I wore a floor-length, mermaid-style neon green dress absolutely covered in sequins to my junior prom. If I ever had a teen movie-style standout moment, it was in that green prom dress. Every single day of school, I wore a personal uniform of jeans, sneakers, t-shirt, and hoodie, but in my neon green gown, glittering as I moved, I felt light and relished the looks of surprise I received. Near the end of the following summer, my mom and I found a backless, wine-colored prom dress left over from the previous season. This dress was more mature, more romantic, than anything I’d ever put it. In the green dress, I had been vivid, effervescent, but in the red dress I would be daring, mature, desirable. My classmates would remember me differently. This was senior prom, after all. I think we paid $30 for it and I wore it, strappy and gauzy and slinky, in my room, trying to take pictures in the mirror that would capture what I felt while wearing this dress. But it didn’t fit perfectly, and by the time we got to March, I’d decided not to wear it. I was ready to leave high school. I loved my small circle of friends and planned to stay in contact with them forever, but everyone and everything else I was ready to leave. I didn’t care as much how they remembered me, or if they remembered me at all. So I chose to buy a new dress, one that made me feel my best and that befit the new era of my life I would soon be entering: a huge white princess dress, strapless, and overlaid with blue beaded flowers. I donated the hardly worn red dress, along with my green one, to a children’s hospital for their patients’ prom. I like to imagine the girl who got my red gown, and hope it helped her step forward boldly, and helped her say all she wished to that night.

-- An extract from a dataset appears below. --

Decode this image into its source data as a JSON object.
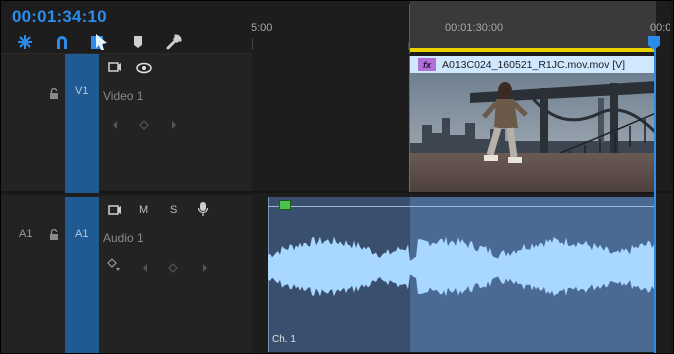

Several years ago, one of my friends from college and his girlfriend broke up. A few months later, she had a new boyfriend but he’d chosen not to date anyone else until he graduated law school and moved back home, where he’d join a small local practice. But first was “lawyer prom”, and my friend’s ex had a new boyfriend, so he asked me to be his plus one. To be fair, I didn’t have a lot of notice for this event, but I happened to have a bright red, strapless dress with deep pockets tucked in the very back of my closet. I’d bought it several years earlier on sale, but had never worn it. His friends hadn’t met me before, as it’d always just been the two of us when we went to the movies or out for lunch. I got the sense that he wanted to escape the constant drumbeat of law school for a while and we’d been friends and classmates all four years of college. So the night of lawyer prom, the red dress to dinner with his friends said, “I am a force you know nothing about.” In the ballroom, where we bumped into my friend’s ex and new beau, my dress said, “Look at me; he’s doing fine without you.” I kept thinking about my senior prom, how ready I’d been to leave and what I had wanted to say, and felt honored that I got to help my friend say it. Plus, going alone to couple-y things sucks (I’d been to enough weddings to be absolutely sure of that).

There’s visual power to a red dress, or they wouldn’t be onscreen, let alone in our lives. There’s also the Jessica Rabbit factor, the woman in the red dress as a seductress or just arm candy. To that point, I’ll leave you with the words of the Honorable Miss Phryne Fisher, an on-screen fashion icon whose mysteries I’ve been rewatching lately: “A woman should dress first and foremost for her own pleasure. If these things happen to appeal to men, well, that really is a side issue.”